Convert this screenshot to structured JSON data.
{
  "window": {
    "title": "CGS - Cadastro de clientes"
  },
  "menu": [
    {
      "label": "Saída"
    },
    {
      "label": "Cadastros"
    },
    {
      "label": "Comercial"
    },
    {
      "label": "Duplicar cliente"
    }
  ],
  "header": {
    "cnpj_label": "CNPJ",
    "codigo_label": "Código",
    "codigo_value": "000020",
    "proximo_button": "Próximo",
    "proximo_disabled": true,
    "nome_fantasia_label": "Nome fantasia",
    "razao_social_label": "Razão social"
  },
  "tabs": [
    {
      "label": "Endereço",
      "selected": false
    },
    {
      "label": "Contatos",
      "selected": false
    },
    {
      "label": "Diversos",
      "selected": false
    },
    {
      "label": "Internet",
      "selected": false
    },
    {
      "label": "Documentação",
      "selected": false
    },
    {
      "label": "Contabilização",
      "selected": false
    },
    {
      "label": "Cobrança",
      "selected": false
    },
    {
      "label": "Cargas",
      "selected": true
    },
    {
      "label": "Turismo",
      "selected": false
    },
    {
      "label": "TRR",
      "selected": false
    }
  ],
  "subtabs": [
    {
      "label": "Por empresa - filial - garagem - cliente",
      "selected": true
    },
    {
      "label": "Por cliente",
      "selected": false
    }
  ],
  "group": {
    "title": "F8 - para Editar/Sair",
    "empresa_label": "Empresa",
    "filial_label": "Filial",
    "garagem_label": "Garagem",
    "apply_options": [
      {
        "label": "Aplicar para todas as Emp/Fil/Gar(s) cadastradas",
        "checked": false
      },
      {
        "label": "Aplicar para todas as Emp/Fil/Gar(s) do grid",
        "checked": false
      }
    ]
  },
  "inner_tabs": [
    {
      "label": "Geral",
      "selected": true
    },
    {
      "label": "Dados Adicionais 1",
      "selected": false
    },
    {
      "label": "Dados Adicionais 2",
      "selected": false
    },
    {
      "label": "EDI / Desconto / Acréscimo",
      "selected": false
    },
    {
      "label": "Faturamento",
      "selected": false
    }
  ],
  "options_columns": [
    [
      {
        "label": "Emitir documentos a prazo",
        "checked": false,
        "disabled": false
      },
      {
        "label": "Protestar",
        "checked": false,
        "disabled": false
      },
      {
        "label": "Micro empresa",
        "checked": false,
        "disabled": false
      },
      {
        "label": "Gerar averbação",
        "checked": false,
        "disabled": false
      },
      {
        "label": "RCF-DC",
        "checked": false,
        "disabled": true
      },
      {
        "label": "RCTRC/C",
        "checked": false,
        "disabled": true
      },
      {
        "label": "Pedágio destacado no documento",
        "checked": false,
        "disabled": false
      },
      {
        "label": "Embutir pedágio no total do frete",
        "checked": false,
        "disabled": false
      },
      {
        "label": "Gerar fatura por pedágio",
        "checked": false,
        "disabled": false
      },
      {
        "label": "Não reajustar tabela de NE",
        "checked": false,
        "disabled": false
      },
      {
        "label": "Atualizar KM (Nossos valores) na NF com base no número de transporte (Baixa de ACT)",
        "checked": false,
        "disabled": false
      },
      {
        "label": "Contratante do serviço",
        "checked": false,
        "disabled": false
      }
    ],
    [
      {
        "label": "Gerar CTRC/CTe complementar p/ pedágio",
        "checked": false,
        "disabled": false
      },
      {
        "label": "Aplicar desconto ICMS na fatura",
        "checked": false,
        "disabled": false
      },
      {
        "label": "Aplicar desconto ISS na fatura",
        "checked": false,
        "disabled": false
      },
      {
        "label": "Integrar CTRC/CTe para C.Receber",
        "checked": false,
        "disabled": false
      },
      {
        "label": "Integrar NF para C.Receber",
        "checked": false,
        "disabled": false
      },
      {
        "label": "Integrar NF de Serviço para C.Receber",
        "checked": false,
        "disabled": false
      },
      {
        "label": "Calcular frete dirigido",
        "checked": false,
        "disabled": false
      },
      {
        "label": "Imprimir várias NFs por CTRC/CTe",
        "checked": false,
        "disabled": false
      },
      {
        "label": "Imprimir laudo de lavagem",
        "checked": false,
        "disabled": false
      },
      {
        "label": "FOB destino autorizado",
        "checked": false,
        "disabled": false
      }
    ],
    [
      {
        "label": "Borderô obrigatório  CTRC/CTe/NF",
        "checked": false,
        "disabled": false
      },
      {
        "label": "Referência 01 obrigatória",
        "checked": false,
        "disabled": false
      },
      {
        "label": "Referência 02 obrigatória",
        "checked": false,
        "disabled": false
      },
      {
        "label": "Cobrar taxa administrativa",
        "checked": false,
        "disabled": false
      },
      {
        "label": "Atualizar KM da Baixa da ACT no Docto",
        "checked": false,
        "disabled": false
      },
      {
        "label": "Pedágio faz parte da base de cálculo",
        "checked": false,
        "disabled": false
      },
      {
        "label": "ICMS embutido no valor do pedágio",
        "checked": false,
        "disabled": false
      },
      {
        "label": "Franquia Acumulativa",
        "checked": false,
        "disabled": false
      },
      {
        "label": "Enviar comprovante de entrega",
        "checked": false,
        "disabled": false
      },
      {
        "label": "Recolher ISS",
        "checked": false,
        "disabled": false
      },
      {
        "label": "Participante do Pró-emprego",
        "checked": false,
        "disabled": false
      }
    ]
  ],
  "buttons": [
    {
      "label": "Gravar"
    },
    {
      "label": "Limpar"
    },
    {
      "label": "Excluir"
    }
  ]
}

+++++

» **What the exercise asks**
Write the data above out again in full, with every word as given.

» **Expected answer**
Convert this screenshot to structured JSON data.
{
  "window": {
    "title": "CGS - Cadastro de clientes"
  },
  "menu": [
    {
      "label": "Saída"
    },
    {
      "label": "Cadastros"
    },
    {
      "label": "Comercial"
    },
    {
      "label": "Duplicar cliente"
    }
  ],
  "header": {
    "cnpj_label": "CNPJ",
    "codigo_label": "Código",
    "codigo_value": "000020",
    "proximo_button": "Próximo",
    "proximo_disabled": true,
    "nome_fantasia_label": "Nome fantasia",
    "razao_social_label": "Razão social"
  },
  "tabs": [
    {
      "label": "Endereço",
      "selected": false
    },
    {
      "label": "Contatos",
      "selected": false
    },
    {
      "label": "Diversos",
      "selected": false
    },
    {
      "label": "Internet",
      "selected": false
    },
    {
      "label": "Documentação",
      "selected": false
    },
    {
      "label": "Contabilização",
      "selected": false
    },
    {
      "label": "Cobrança",
      "selected": false
    },
    {
      "label": "Cargas",
      "selected": true
    },
    {
      "label": "Turismo",
      "selected": false
    },
    {
      "label": "TRR",
      "selected": false
    }
  ],
  "subtabs": [
    {
      "label": "Por empresa - filial - garagem - cliente",
      "selected": true
    },
    {
      "label": "Por cliente",
      "selected": false
    }
  ],
  "group": {
    "title": "F8 - para Editar/Sair",
    "empresa_label": "Empresa",
    "filial_label": "Filial",
    "garagem_label": "Garagem",
    "apply_options": [
      {
        "label": "Aplicar para todas as Emp/Fil/Gar(s) cadastradas",
        "checked": false
      },
      {
        "label": "Aplicar para todas as Emp/Fil/Gar(s) do grid",
        "checked": false
      }
    ]
  },
  "inner_tabs": [
    {
      "label": "Geral",
      "selected": true
    },
    {
      "label": "Dados Adicionais 1",
      "selected": false
    },
    {
      "label": "Dados Adicionais 2",
      "selected": false
    },
    {
      "label": "EDI / Desconto / Acréscimo",
      "selected": false
    },
    {
      "label": "Faturamento",
      "selected": false
    }
  ],
  "options_columns": [
    [
      {
        "label": "Emitir documentos a prazo",
        "checked": false,
        "disabled": false
      },
      {
        "label": "Protestar",
        "checked": false,
        "disabled": false
      },
      {
        "label": "Micro empresa",
        "checked": false,
        "disabled": false
      },
      {
        "label": "Gerar averbação",
        "checked": false,
        "disabled": false
      },
      {
        "label": "RCF-DC",
        "checked": false,
        "disabled": true
      },
      {
        "label": "RCTRC/C",
        "checked": false,
        "disabled": true
      },
      {
        "label": "Pedágio destacado no documento",
        "checked": false,
        "disabled": false
      },
      {
        "label": "Embutir pedágio no total do frete",
        "checked": false,
        "disabled": false
      },
      {
        "label": "Gerar fatura por pedágio",
        "checked": false,
        "disabled": false
      },
      {
        "label": "Não reajustar tabela de NE",
        "checked": false,
        "disabled": false
      },
      {
        "label": "Atualizar KM (Nossos valores) na NF com base no número de transporte (Baixa de ACT)",
        "checked": false,
        "disabled": false
      },
      {
        "label": "Contratante do serviço",
        "checked": false,
        "disabled": false
      }
    ],
    [
      {
        "label": "Gerar CTRC/CTe complementar p/ pedágio",
        "checked": false,
        "disabled": false
      },
      {
        "label": "Aplicar desconto ICMS na fatura",
        "checked": false,
        "disabled": false
      },
      {
        "label": "Aplicar desconto ISS na fatura",
        "checked": false,
        "disabled": false
      },
      {
        "label": "Integrar CTRC/CTe para C.Receber",
        "checked": false,
        "disabled": false
      },
      {
        "label": "Integrar NF para C.Receber",
        "checked": false,
        "disabled": false
      },
      {
        "label": "Integrar NF de Serviço para C.Receber",
        "checked": false,
        "disabled": false
      },
      {
        "label": "Calcular frete dirigido",
        "checked": false,
        "disabled": false
      },
      {
        "label": "Imprimir várias NFs por CTRC/CTe",
        "checked": false,
        "disabled": false
      },
      {
        "label": "Imprimir laudo de lavagem",
        "checked": false,
        "disabled": false
      },
      {
        "label": "FOB destino autorizado",
        "checked": false,
        "disabled": false
      }
    ],
    [
      {
        "label": "Borderô obrigatório  CTRC/CTe/NF",
        "checked": false,
        "disabled": false
      },
      {
        "label": "Referência 01 obrigatória",
        "checked": false,
        "disabled": false
      },
      {
        "label": "Referência 02 obrigatória",
        "checked": false,
        "disabled": false
      },
      {
        "label": "Cobrar taxa administrativa",
        "checked": false,
        "disabled": false
      },
      {
        "label": "Atualizar KM da Baixa da ACT no Docto",
        "checked": false,
        "disabled": false
      },
      {
        "label": "Pedágio faz parte da base de cálculo",
        "checked": false,
        "disabled": false
      },
      {
        "label": "ICMS embutido no valor do pedágio",
        "checked": false,
        "disabled": false
      },
      {
        "label": "Franquia Acumulativa",
        "checked": false,
        "disabled": false
      },
      {
        "label": "Enviar comprovante de entrega",
        "checked": false,
        "disabled": false
      },
      {
        "label": "Recolher ISS",
        "checked": false,
        "disabled": false
      },
      {
        "label": "Participante do Pró-emprego",
        "checked": false,
        "disabled": false
      }
    ]
  ],
  "buttons": [
    {
      "label": "Gravar"
    },
    {
      "label": "Limpar"
    },
    {
      "label": "Excluir"
    }
  ]
}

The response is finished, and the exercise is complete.